“The deaths of children on all sides constitute further tragic evidence of the terrible impact the conflict is having on children and their families on all sides,” the statement said. “Children are bearing the brunt of a conflict that is not of their making. The fighting is inflicting terrible suffering on children and having a devastating impact on the infrastructure upon which they rely for their health, education, protection and well-being.”

On Saturday Gila, Tragerman’s mother, said the family was in the midst of preparing to leave their home for safer areas when the attack came.

Gila Tragerman, with husband Doron at her side, eulogizes her 4-year-old son Daniel at his funeral, August 24, 2014. Daniel was killed by shrapnel from a mortar shell fired from Gaza at his home at Kibbutz Nahal Oz on August 22.  (Photo credit: Hadas Parush/Flash90)

Gila Tragerman, with husband Doron at her side, eulogizes her 4-year-old son Daniel at his funeral, August 24, 2014. Daniel was killed by shrapnel from a mortar shell fired from Gaza at his home at Kibbutz Nahal Oz on August 22. (Photo credit: Hadas Parush/Flash90)

“The suitcases were already packed,” she said. “A minute before the explosion I went out to take Uri’s baby carrier (her young son) from the clothesline and met the neighbor. I asked him if they were leaving and told him we were setting off now.
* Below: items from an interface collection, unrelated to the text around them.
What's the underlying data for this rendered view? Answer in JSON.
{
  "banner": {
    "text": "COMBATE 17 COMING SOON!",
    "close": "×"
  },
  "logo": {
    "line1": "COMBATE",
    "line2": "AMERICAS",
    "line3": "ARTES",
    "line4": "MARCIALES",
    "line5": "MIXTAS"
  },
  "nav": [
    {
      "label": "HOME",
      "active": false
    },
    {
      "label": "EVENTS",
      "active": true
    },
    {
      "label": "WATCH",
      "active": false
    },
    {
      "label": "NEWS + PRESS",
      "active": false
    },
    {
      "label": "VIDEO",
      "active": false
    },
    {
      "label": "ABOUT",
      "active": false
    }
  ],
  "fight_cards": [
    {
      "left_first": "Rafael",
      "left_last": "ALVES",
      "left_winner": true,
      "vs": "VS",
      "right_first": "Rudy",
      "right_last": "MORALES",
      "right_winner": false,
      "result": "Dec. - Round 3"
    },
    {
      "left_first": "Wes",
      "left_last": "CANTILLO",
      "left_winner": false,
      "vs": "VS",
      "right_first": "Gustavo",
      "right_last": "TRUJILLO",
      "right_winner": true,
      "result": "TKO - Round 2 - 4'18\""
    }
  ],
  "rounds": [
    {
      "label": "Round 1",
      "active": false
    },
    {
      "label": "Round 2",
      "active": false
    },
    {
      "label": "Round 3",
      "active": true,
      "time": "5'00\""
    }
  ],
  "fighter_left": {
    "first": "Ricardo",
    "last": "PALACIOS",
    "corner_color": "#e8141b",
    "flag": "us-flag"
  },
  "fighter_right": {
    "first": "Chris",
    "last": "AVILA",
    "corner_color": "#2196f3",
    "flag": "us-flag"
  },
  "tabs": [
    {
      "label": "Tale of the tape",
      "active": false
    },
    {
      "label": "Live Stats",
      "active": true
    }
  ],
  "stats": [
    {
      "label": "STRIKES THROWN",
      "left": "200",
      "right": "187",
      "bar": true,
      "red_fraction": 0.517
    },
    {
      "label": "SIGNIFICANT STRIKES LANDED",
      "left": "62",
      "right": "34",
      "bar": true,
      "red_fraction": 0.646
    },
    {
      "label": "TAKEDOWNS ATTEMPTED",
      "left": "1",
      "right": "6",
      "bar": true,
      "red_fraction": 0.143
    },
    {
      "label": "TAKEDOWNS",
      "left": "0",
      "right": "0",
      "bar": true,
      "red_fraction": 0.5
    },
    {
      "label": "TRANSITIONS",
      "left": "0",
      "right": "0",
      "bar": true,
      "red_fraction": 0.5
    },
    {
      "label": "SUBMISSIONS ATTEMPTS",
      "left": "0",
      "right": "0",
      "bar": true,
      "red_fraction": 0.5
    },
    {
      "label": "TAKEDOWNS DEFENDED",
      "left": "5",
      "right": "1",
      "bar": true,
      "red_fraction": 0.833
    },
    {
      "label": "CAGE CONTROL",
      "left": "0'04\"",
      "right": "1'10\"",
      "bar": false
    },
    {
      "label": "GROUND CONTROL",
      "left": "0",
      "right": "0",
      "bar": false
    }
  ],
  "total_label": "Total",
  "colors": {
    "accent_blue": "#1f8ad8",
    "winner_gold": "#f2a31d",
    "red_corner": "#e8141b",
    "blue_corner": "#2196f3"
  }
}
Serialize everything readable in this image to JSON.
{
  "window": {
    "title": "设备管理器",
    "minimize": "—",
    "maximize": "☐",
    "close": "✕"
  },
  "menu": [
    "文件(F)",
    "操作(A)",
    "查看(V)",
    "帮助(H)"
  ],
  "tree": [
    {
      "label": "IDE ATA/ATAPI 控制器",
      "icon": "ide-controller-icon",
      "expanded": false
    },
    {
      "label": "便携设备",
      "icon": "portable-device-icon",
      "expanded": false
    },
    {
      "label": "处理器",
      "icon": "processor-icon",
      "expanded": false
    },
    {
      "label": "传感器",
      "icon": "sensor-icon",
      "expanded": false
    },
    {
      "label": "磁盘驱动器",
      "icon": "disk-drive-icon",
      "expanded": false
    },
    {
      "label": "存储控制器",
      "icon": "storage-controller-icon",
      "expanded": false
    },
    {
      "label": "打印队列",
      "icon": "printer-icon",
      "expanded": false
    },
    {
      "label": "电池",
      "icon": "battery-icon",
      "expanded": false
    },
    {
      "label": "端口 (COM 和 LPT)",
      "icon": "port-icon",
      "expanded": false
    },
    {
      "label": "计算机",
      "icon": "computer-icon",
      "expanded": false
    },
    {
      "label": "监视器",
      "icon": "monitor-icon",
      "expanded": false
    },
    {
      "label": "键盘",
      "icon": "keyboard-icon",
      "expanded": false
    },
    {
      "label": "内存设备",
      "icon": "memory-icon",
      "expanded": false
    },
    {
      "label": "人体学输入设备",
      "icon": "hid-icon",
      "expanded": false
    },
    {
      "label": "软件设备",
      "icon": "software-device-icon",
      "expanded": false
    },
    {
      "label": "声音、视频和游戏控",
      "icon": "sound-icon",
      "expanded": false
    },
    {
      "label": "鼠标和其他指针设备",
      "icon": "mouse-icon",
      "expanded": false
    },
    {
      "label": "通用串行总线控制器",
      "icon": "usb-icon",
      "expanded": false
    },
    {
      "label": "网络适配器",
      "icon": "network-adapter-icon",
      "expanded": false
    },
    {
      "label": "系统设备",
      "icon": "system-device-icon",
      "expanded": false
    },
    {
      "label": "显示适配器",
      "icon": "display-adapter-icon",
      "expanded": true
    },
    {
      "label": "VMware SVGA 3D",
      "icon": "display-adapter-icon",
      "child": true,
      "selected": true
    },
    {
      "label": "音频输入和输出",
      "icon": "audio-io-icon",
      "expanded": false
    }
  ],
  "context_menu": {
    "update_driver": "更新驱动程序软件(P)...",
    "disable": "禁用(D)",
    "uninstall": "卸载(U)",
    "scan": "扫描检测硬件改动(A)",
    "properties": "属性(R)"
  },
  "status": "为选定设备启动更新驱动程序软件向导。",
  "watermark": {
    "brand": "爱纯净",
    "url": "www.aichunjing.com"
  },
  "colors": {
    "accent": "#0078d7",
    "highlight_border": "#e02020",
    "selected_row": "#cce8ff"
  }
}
I went inside and there was the Code Red siren.

“The children were playing in a tent inside the house, and from the moment of the siren to the explosion only three seconds passed. We didn’t have time to get the children and go into the protected room.”

The Tragerman family had previously left Nahal Oz in order to find safety during the Israeli-Hamas hostilities, but returned just days before their child was killed, during a ceasefire, on the safety assurances of IDF officials.

An IDF investigation showed that the mortar that killed Tragerman was fired from next to a Hamas-run shelter in Gaza.